In 2006, the Supreme Court said most of those inmates were essentially out of luck in trying to win early releases. Yet Esteen kept fighting in court to have the newer sentencing laws apply to him. Working with other jailhouse lawyers and appointed counsel from Southern University, he filed appeal after appeal.
John Esteen walked into his cell block one day in January in the Louisiana State Penitentiary at Angola, where he has been an inmate for nearl…
The high court reversed itself in January 2018, finding that inmates sentenced under the old laws did deserve second chances in front of state district court judges. The precedent-setting decision was captioned with Esteen’s name.
Esteen did not win immediate release himself. In March 2018, 24th Judicial District Judge Nancy Miller resentenced him to 100 years, citing the original trial judge’s decision to run his sentences consecutively. Since then, he has watched as a steady stream of inmates left Angola because of the case with his name on it.
Although his new sentence was still hefty, it gave him the chance to have his case heard by the Parole Board.
During his trial in 2000, authorities said Esteen moved kilos of cocaine from Houston to New Orleans. They also cited a previous federal drug conviction to have a judge deem him a habitual offender, ramping up his sentence.
Speaking on Tuesday, Jefferson Parish Assistant District Attorney Randy Meyer told board members his office still opposed Esteen's release. “He was the ringleader of a pretty big-time, extensive drug distribution operation,” Meyer said.
Yet the board was won over by arguments that it should look to Esteen’s life since his arrest, not the drug ring that led to his downfall.
Until this year, it looked like Clarence Tolbert would die in the Louisiana State Penitentiary at Angola after serving out a life sentence for…
Esteen has gained a bachelor’s degree from the New Orleans Baptist Theological Seminary, horticulture certificates, and the coveted status as a trusty at Angola. A prison warden described him as a “model” inmate. His attorney, Jack M. Rutherford, emphasized that Esteen served in the Gulf War and was never convicted of a crime of violence.
Speaking via video link from the prison to board members in Baton Rouge, Esteen said he is a changed man. He said he plans to live with his mother upon release and use his horticultural skills to start a coastal restoration nonprofit.
“The person that I am today, I never thought I could be that person,” he said.
Wearing a blue prison shirt, the Avondale native was surrounded by a large group of relatives as he spoke.
His son, John A. Esteen, said his father had served as an inspiration even during his decades locked up. The son said he became a licensed attorney while trying to follow his father’s example.
“My father hasn’t been there physically for the last two decades, but he has always been in my head,” said the younger Esteen. “I’m in awe of his legal mind. Completely in awe. I’m proud to say I’m my father’s son.”

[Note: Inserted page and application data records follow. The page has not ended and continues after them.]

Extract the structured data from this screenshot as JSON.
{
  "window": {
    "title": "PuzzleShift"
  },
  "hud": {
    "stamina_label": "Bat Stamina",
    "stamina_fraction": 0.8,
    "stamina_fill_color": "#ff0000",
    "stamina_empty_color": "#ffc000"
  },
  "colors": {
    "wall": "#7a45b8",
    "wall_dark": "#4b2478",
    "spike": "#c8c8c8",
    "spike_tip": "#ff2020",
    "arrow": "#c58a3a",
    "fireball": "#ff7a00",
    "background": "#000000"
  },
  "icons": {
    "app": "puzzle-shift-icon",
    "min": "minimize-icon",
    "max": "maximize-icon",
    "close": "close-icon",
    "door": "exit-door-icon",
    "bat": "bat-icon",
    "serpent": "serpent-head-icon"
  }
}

Esteen’s legal footwork also won the admiration of Parole Board member Keith Jones.
“You have done all the things you’ve done without regards to whether it will please us or not,” Jones said. “You have done everything you could do to earn a grant of your parole.”
Board members Brennan Kelsey and Kenneth Loftin voted with Jones in favor of parole. Rutherford said Esteen will likely be released within days.